**ACTIVITY:** Copy each line below that has "following".
======== GIVEN RECORDS
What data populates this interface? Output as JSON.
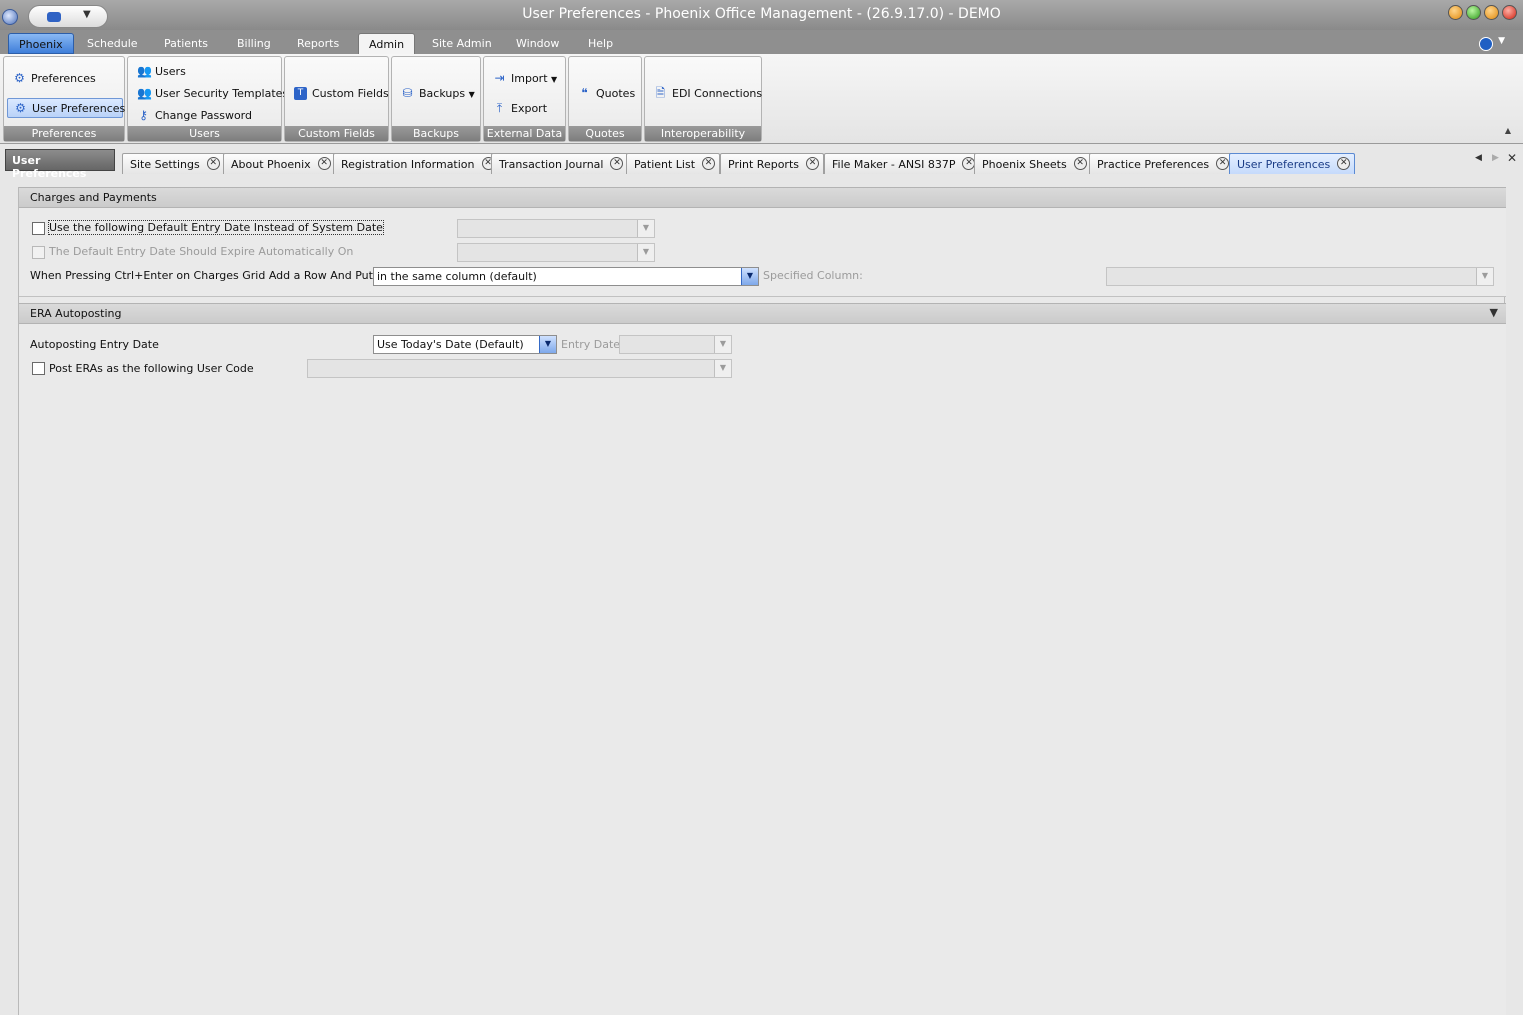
{
  "window": {
    "title": "User Preferences - Phoenix Office Management - (26.9.17.0) - DEMO"
  },
  "menu": {
    "items": [
      "Phoenix",
      "Schedule",
      "Patients",
      "Billing",
      "Reports",
      "Admin",
      "Site Admin",
      "Window",
      "Help"
    ],
    "active": "Admin"
  },
  "ribbon": {
    "preferences": {
      "label": "Preferences",
      "preferences_btn": "Preferences",
      "user_preferences_btn": "User Preferences"
    },
    "users": {
      "label": "Users",
      "users_btn": "Users",
      "security_btn": "User Security Templates",
      "password_btn": "Change Password"
    },
    "custom_fields": {
      "label": "Custom Fields",
      "btn": "Custom Fields"
    },
    "backups": {
      "label": "Backups",
      "btn": "Backups"
    },
    "external": {
      "label": "External Data",
      "import_btn": "Import",
      "export_btn": "Export"
    },
    "quotes": {
      "label": "Quotes",
      "btn": "Quotes"
    },
    "interop": {
      "label": "Interoperability",
      "btn": "EDI Connections"
    }
  },
  "tabs": {
    "strip_title": "User Preferences",
    "items": [
      "Site Settings",
      "About Phoenix",
      "Registration Information",
      "Transaction Journal",
      "Patient List",
      "Print Reports",
      "File Maker - ANSI 837P",
      "Phoenix Sheets",
      "Practice Preferences",
      "User Preferences"
    ],
    "active": "User Preferences"
  },
  "charges": {
    "header": "Charges and Payments",
    "default_entry_label": "Use the following Default Entry Date Instead of System Date",
    "default_entry_checked": false,
    "expire_label": "The Default Entry Date Should Expire Automatically On",
    "expire_checked": false,
    "ctrl_enter_label": "When Pressing Ctrl+Enter on Charges Grid Add a Row And Put Cursor",
    "ctrl_enter_value": "in the same column (default)",
    "specified_column_label": "Specified Column:"
  },
  "era": {
    "header": "ERA Autoposting",
    "entry_date_label": "Autoposting Entry Date",
    "entry_date_value": "Use Today's Date (Default)",
    "entry_date_field_label": "Entry Date",
    "post_as_label": "Post ERAs as the following User Code",
    "post_as_checked": false
  }
}
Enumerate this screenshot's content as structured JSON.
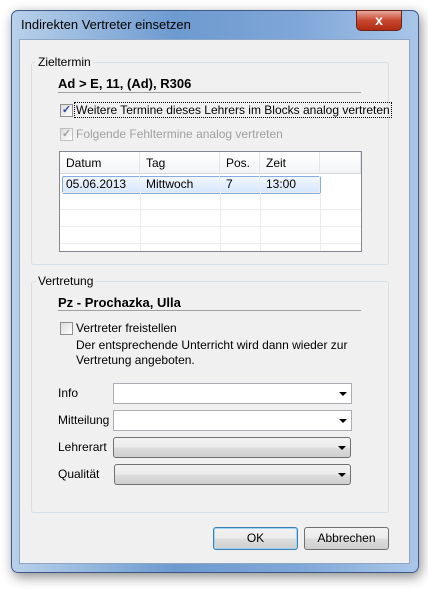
{
  "window": {
    "title": "Indirekten Vertreter einsetzen",
    "close_label": "x"
  },
  "zieltermin": {
    "group_label": "Zieltermin",
    "lesson": "Ad > E, 11, (Ad), R306",
    "checkbox_block": {
      "label": "Weitere Termine dieses Lehrers im Blocks analog vertreten",
      "checked": true
    },
    "checkbox_follow": {
      "label": "Folgende Fehltermine analog vertreten",
      "checked": true,
      "disabled": true
    },
    "table": {
      "columns": [
        "Datum",
        "Tag",
        "Pos.",
        "Zeit"
      ],
      "rows": [
        [
          "05.06.2013",
          "Mittwoch",
          "7",
          "13:00"
        ]
      ]
    }
  },
  "vertretung": {
    "group_label": "Vertretung",
    "teacher": "Pz - Prochazka, Ulla",
    "checkbox_free": {
      "label": "Vertreter freistellen",
      "checked": false
    },
    "description_line1": "Der entsprechende Unterricht wird dann wieder zur",
    "description_line2": "Vertretung angeboten.",
    "fields": {
      "info": "Info",
      "mitteilung": "Mitteilung",
      "lehrerart": "Lehrerart",
      "qualitaet": "Qualität"
    }
  },
  "buttons": {
    "ok": "OK",
    "cancel": "Abbrechen"
  },
  "check_glyph": "✓"
}
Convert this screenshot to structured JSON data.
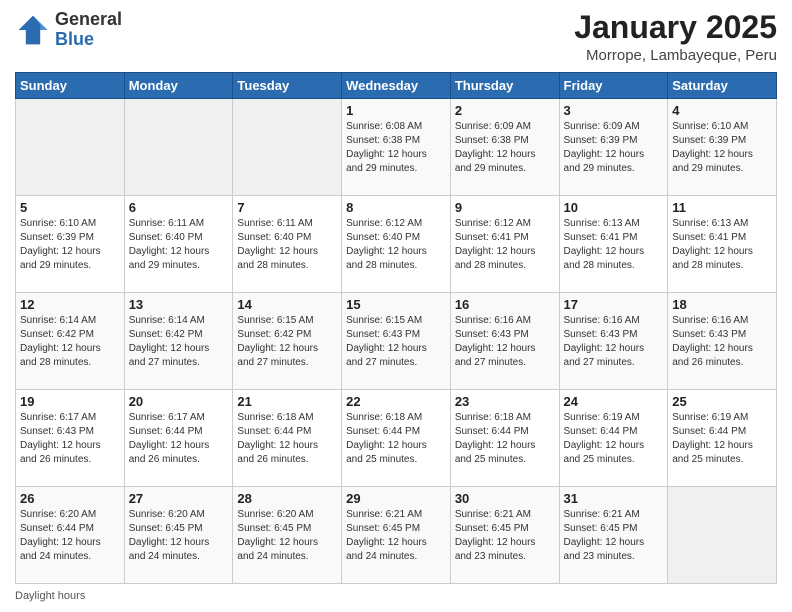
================
**EXERCISE RESULT:**
    "default_entry_label": "Use the following Default Entry Date Instead of System Date",
    "post_as_label": "Post ERAs as the following User Code",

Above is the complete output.